-- RECORDS --
----------

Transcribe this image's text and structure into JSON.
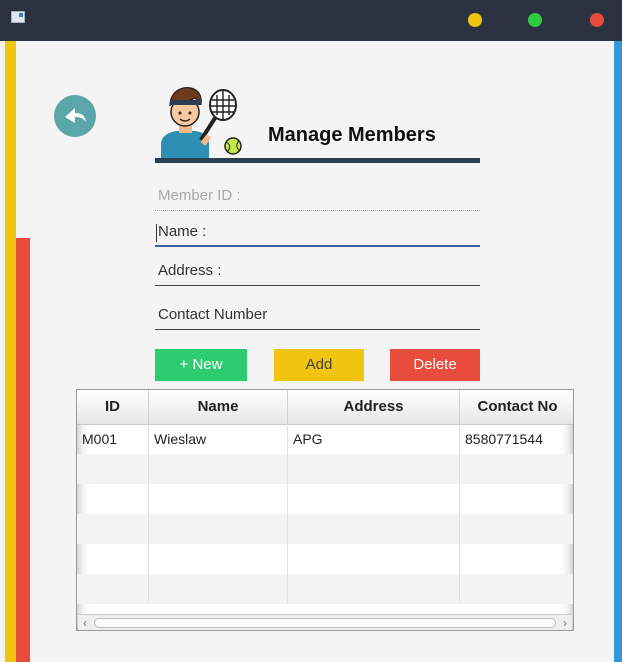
{
  "window": {
    "title": ""
  },
  "header": {
    "title": "Manage Members"
  },
  "form": {
    "member_id_placeholder": "Member ID :",
    "name_placeholder": "Name :",
    "address_placeholder": "Address :",
    "contact_placeholder": "Contact Number"
  },
  "buttons": {
    "new_label": "+ New",
    "add_label": "Add",
    "delete_label": "Delete"
  },
  "table": {
    "columns": [
      "ID",
      "Name",
      "Address",
      "Contact No"
    ],
    "rows": [
      [
        "M001",
        "Wieslaw",
        "APG",
        "8580771544"
      ],
      [
        "",
        "",
        "",
        ""
      ],
      [
        "",
        "",
        "",
        ""
      ],
      [
        "",
        "",
        "",
        ""
      ],
      [
        "",
        "",
        "",
        ""
      ],
      [
        "",
        "",
        "",
        ""
      ]
    ]
  },
  "colors": {
    "accent_yellow": "#f1c40f",
    "accent_red": "#e74c3c",
    "accent_green": "#2ecc71",
    "accent_blue": "#3498db",
    "title_bar": "#2c3340"
  },
  "icons": {
    "back": "back-arrow-icon",
    "logo": "tennis-player-icon",
    "app": "app-window-icon"
  }
}
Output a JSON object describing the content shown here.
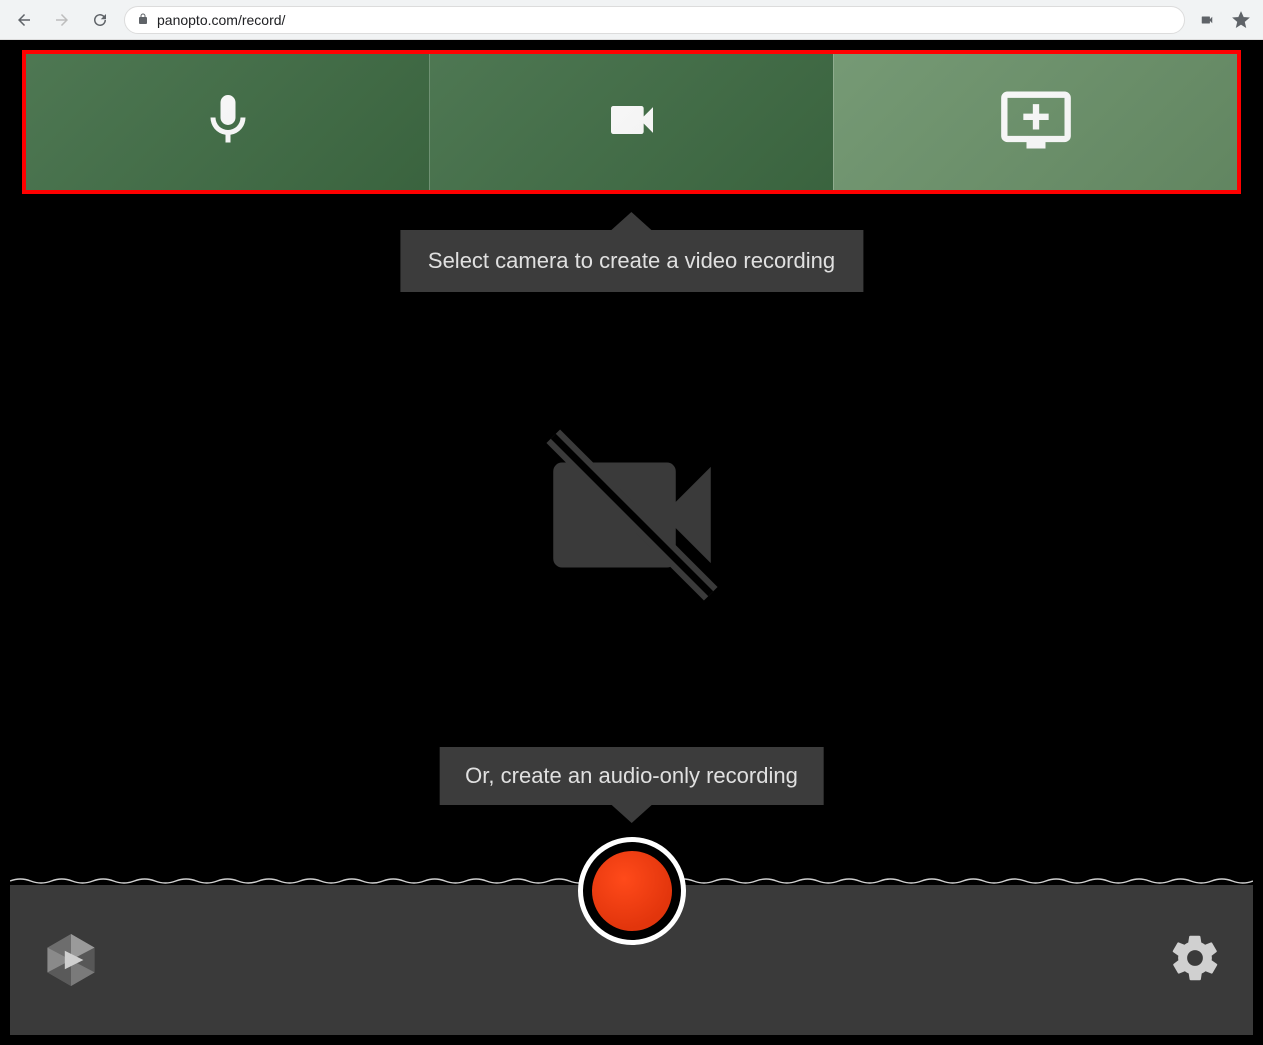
{
  "browser": {
    "url": "panopto.com/record/"
  },
  "source_tabs": {
    "audio_label": "Audio",
    "video_label": "Video",
    "screen_label": "Screens and Apps"
  },
  "tooltips": {
    "select_camera": "Select camera to create a video recording",
    "audio_only": "Or, create an audio-only recording"
  },
  "colors": {
    "tab_green": "#3f6c44",
    "tab_green_light": "#6a9169",
    "highlight_red": "#ff0000",
    "record_red": "#e2350c",
    "tooltip_bg": "#3c3c3c",
    "bottom_bar": "#3a3a3a"
  }
}
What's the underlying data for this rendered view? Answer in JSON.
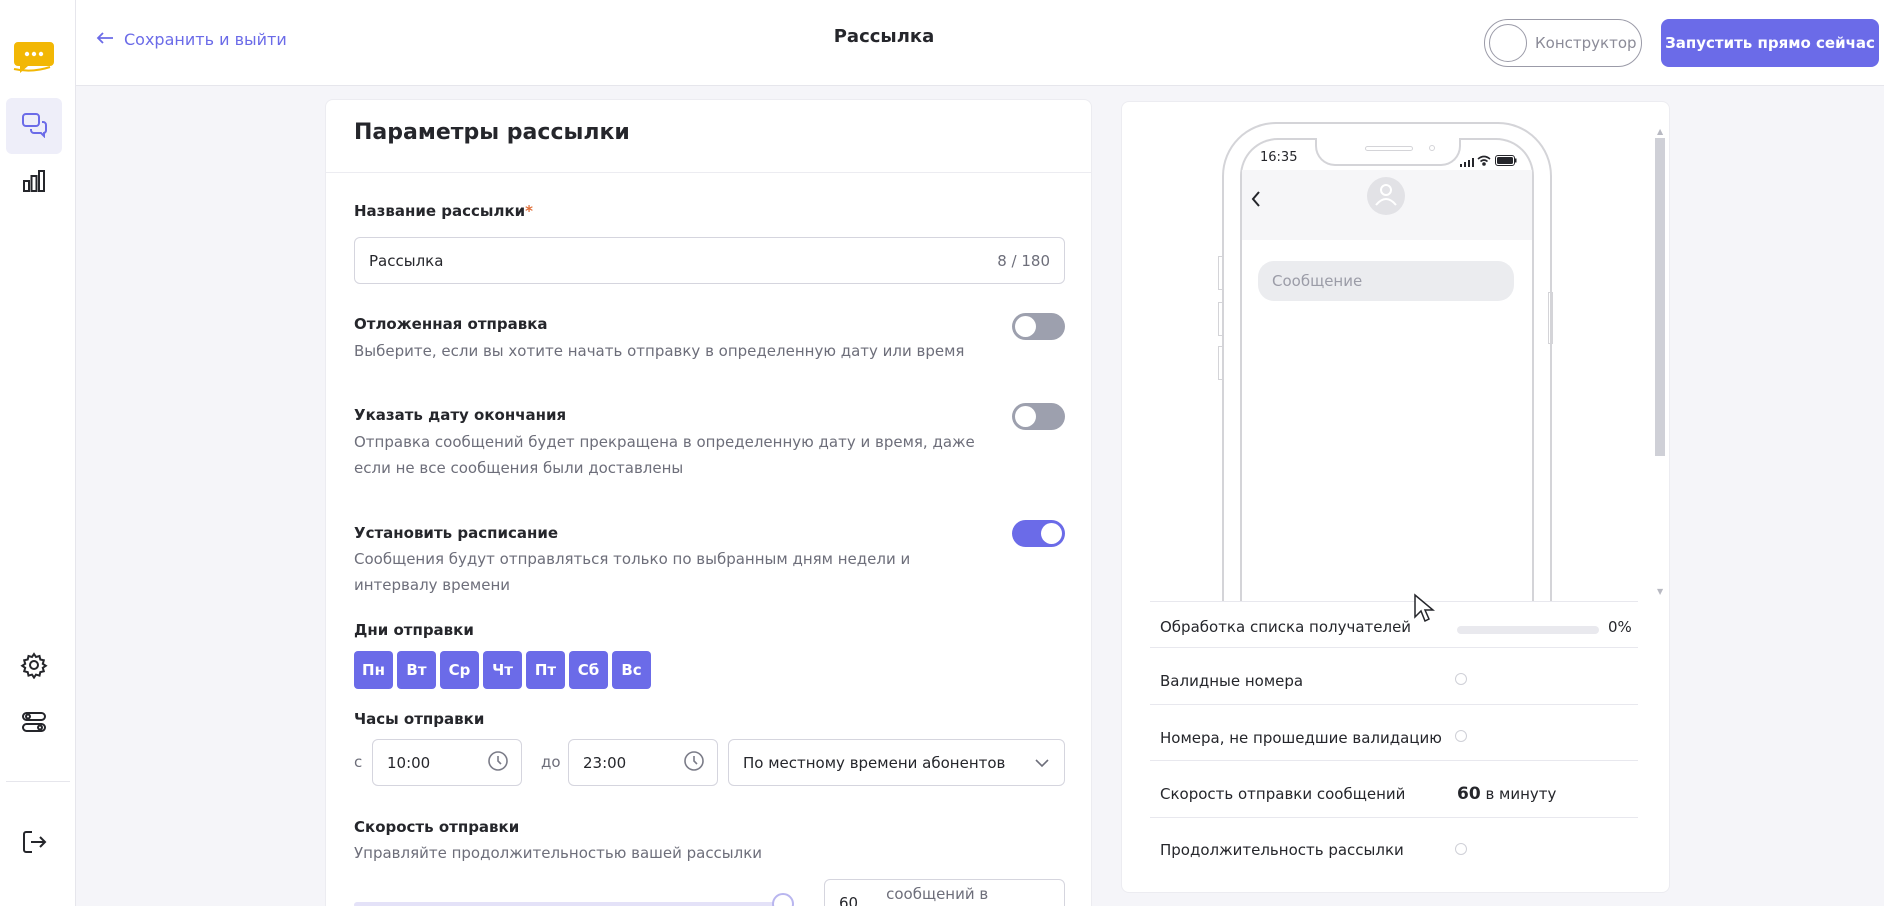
{
  "header": {
    "back_label": "Сохранить и выйти",
    "title": "Рассылка",
    "constructor_label": "Конструктор",
    "launch_label": "Запустить прямо сейчас"
  },
  "sidebar": {
    "items": [
      {
        "icon": "chat-logo-icon",
        "active": false
      },
      {
        "icon": "messages-icon",
        "active": true
      },
      {
        "icon": "bar-chart-icon",
        "active": false
      },
      {
        "icon": "gear-icon",
        "active": false
      },
      {
        "icon": "toggles-icon",
        "active": false
      },
      {
        "icon": "logout-icon",
        "active": false
      }
    ],
    "logo_color": "#f2b705"
  },
  "form": {
    "title": "Параметры рассылки",
    "name_label": "Название рассылки",
    "name_required": "*",
    "name_value": "Рассылка",
    "name_counter": "8 / 180",
    "delayed": {
      "title": "Отложенная отправка",
      "desc": "Выберите, если вы хотите начать отправку в определенную дату или время",
      "enabled": false
    },
    "end_date": {
      "title": "Указать дату окончания",
      "desc": "Отправка сообщений будет прекращена в определенную дату и время, даже если не все сообщения были доставлены",
      "enabled": false
    },
    "schedule": {
      "title": "Установить расписание",
      "desc": "Сообщения будут отправляться только по выбранным дням недели и интервалу времени",
      "enabled": true
    },
    "days_label": "Дни отправки",
    "days": [
      "Пн",
      "Вт",
      "Ср",
      "Чт",
      "Пт",
      "Сб",
      "Вс"
    ],
    "hours_label": "Часы отправки",
    "from_label": "с",
    "from_value": "10:00",
    "to_label": "до",
    "to_value": "23:00",
    "timezone": "По местному времени абонентов",
    "speed_label": "Скорость отправки",
    "speed_desc": "Управляйте продолжительностью вашей рассылки",
    "speed_value": "60",
    "speed_unit": "сообщений в минуту",
    "slider_fraction": 1.0
  },
  "preview": {
    "phone_time": "16:35",
    "bubble_placeholder": "Сообщение",
    "rows": {
      "processing": "Обработка списка получателей",
      "processing_percent": "0%",
      "processing_fraction": 0,
      "valid": "Валидные номера",
      "invalid": "Номера, не прошедшие валидацию",
      "speed": "Скорость отправки сообщений",
      "speed_value": "60",
      "speed_unit": "в минуту",
      "duration": "Продолжительность рассылки"
    }
  },
  "colors": {
    "accent": "#6b6be8",
    "toggle_off": "#9da0ae",
    "required": "#e0703a"
  }
}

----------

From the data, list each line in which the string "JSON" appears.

-- EXPECTED ANSWER --
Transcribe this image's text and structure into JSON.
Output a JSON object describing the content shown here.
What's the underlying data for this rendered view? Answer in JSON.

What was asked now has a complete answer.